_Study material_.
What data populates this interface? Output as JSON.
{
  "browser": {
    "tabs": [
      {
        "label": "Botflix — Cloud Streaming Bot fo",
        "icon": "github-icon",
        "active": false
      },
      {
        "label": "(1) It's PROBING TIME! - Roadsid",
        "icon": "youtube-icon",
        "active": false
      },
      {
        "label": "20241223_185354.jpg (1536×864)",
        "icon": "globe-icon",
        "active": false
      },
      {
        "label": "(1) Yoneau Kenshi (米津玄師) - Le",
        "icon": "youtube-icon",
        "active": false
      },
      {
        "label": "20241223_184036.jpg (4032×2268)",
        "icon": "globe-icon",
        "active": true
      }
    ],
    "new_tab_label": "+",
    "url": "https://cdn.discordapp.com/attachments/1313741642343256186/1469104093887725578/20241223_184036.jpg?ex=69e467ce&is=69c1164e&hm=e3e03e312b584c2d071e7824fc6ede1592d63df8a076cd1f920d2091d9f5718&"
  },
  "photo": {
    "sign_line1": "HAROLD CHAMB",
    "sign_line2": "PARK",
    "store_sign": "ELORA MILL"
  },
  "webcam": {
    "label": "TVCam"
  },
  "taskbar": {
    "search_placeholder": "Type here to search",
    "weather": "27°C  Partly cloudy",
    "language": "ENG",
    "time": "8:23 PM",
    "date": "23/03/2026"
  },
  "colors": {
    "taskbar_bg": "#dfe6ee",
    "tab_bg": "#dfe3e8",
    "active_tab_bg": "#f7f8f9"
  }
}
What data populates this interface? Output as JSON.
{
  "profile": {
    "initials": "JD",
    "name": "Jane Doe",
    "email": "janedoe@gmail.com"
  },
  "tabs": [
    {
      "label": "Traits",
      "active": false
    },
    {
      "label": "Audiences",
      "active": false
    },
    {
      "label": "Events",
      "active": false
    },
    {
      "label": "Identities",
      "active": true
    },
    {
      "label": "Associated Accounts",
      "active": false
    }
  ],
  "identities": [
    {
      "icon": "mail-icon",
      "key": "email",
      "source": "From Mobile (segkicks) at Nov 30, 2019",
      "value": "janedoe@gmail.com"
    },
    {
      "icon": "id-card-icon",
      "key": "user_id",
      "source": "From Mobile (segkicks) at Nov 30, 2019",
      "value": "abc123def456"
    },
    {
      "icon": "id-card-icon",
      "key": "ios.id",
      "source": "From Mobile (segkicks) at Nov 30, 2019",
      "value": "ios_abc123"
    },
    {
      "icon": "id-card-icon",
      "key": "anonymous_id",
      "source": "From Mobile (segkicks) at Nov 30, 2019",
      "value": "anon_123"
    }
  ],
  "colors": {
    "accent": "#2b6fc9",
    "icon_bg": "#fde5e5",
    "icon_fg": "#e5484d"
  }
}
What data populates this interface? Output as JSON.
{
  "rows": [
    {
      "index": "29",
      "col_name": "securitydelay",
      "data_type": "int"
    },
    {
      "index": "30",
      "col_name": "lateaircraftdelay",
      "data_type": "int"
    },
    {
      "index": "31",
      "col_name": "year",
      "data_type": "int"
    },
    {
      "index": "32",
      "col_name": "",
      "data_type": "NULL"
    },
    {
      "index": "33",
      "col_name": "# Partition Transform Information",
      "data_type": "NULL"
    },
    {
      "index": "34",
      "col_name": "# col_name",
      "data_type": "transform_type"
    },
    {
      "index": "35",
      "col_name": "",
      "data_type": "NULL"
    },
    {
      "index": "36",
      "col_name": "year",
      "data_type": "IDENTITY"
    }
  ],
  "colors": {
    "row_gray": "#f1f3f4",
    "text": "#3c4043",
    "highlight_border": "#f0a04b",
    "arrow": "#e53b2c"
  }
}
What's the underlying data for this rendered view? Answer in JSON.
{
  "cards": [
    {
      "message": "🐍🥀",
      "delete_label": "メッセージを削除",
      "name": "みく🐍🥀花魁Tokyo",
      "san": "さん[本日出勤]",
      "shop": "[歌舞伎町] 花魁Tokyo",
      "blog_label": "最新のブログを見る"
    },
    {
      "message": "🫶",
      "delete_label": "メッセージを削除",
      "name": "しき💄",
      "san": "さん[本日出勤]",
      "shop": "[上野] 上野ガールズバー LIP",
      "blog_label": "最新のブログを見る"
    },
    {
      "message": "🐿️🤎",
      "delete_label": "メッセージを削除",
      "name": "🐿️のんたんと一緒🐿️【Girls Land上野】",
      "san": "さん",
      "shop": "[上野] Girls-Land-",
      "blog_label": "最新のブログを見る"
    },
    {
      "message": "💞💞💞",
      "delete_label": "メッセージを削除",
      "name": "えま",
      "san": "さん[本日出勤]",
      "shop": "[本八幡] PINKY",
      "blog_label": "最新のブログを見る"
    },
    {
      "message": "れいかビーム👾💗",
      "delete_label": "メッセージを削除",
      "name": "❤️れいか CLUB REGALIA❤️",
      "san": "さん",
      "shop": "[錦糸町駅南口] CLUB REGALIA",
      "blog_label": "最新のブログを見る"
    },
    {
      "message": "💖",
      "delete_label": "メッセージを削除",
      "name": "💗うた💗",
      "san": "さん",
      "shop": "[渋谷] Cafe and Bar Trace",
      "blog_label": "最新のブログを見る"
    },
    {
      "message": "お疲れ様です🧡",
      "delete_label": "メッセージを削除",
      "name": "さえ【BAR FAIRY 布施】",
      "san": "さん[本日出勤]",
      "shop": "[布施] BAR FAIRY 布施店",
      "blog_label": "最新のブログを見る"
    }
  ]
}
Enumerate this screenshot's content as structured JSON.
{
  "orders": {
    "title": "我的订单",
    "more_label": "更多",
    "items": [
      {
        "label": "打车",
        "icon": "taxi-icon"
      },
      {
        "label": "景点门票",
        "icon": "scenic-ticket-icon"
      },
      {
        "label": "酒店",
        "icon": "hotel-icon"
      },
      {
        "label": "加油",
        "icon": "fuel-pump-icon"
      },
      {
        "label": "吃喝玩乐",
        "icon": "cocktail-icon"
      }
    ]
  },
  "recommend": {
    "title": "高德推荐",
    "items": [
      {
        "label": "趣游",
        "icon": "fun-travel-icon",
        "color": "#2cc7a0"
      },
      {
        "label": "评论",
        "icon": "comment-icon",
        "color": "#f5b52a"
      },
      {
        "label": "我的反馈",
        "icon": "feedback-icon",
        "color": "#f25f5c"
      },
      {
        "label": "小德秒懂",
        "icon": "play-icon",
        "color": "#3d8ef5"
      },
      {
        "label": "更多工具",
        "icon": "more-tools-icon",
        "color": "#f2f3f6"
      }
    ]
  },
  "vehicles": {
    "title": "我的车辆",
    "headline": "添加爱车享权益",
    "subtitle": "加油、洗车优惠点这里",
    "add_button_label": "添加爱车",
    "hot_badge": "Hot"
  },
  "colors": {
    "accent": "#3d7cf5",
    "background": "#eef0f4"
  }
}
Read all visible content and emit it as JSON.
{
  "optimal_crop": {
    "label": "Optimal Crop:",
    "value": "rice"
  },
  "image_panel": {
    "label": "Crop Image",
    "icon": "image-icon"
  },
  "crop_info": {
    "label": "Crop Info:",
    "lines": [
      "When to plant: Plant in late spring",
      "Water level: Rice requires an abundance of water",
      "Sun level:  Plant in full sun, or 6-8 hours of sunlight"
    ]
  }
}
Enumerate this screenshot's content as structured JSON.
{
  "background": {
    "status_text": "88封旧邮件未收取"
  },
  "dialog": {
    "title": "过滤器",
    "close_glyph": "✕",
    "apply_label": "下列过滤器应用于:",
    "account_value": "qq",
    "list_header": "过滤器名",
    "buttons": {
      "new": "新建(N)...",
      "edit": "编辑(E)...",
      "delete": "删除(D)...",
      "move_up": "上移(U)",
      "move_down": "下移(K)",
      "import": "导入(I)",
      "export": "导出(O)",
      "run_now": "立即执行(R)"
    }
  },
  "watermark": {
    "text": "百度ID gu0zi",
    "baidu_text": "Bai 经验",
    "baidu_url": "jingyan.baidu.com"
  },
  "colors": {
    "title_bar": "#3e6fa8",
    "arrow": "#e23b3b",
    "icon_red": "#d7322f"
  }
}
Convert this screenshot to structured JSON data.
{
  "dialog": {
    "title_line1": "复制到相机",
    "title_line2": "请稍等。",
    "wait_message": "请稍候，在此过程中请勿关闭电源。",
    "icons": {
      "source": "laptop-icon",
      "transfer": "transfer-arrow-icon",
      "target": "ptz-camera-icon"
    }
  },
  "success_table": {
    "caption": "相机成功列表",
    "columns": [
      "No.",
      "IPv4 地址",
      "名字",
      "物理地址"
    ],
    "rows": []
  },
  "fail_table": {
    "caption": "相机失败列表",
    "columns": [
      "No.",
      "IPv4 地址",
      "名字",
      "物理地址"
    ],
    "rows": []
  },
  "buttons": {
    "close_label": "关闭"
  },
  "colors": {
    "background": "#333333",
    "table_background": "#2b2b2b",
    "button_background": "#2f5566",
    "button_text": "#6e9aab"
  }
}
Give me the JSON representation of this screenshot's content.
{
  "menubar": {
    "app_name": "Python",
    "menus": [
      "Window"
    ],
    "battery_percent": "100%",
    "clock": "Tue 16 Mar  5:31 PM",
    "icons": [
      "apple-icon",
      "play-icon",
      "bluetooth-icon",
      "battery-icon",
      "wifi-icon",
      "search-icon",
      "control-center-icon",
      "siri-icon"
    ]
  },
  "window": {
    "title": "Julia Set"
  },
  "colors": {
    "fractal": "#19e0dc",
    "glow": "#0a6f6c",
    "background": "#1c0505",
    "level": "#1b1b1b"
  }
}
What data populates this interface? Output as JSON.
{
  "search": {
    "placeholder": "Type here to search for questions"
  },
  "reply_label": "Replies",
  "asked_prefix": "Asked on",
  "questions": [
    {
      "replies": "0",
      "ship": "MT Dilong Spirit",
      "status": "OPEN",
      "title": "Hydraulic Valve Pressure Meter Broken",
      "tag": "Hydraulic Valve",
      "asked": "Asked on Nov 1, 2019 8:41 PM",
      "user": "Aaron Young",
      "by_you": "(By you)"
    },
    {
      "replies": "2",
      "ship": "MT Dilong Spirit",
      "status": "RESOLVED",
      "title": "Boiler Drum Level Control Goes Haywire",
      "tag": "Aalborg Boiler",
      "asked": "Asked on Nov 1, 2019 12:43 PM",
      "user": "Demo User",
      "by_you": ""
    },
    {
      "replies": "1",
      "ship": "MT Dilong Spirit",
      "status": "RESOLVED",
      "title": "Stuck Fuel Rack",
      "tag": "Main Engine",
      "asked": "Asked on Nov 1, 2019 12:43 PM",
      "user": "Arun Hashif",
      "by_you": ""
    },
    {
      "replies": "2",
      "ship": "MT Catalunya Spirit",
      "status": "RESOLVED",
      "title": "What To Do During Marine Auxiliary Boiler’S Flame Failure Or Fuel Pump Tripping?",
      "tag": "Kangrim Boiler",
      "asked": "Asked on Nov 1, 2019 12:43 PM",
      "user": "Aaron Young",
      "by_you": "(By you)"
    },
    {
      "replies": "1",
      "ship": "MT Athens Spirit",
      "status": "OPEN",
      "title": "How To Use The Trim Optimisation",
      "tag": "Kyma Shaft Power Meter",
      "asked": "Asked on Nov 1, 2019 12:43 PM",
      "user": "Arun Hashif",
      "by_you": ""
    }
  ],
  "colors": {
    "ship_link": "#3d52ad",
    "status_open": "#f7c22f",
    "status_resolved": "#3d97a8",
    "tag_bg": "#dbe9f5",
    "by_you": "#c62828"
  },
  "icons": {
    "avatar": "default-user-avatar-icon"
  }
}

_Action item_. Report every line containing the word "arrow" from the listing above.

_Answer for the task_.
    "arrow": "#e53b2c"
    "arrow": "#e23b3b",
      "transfer": "transfer-arrow-icon",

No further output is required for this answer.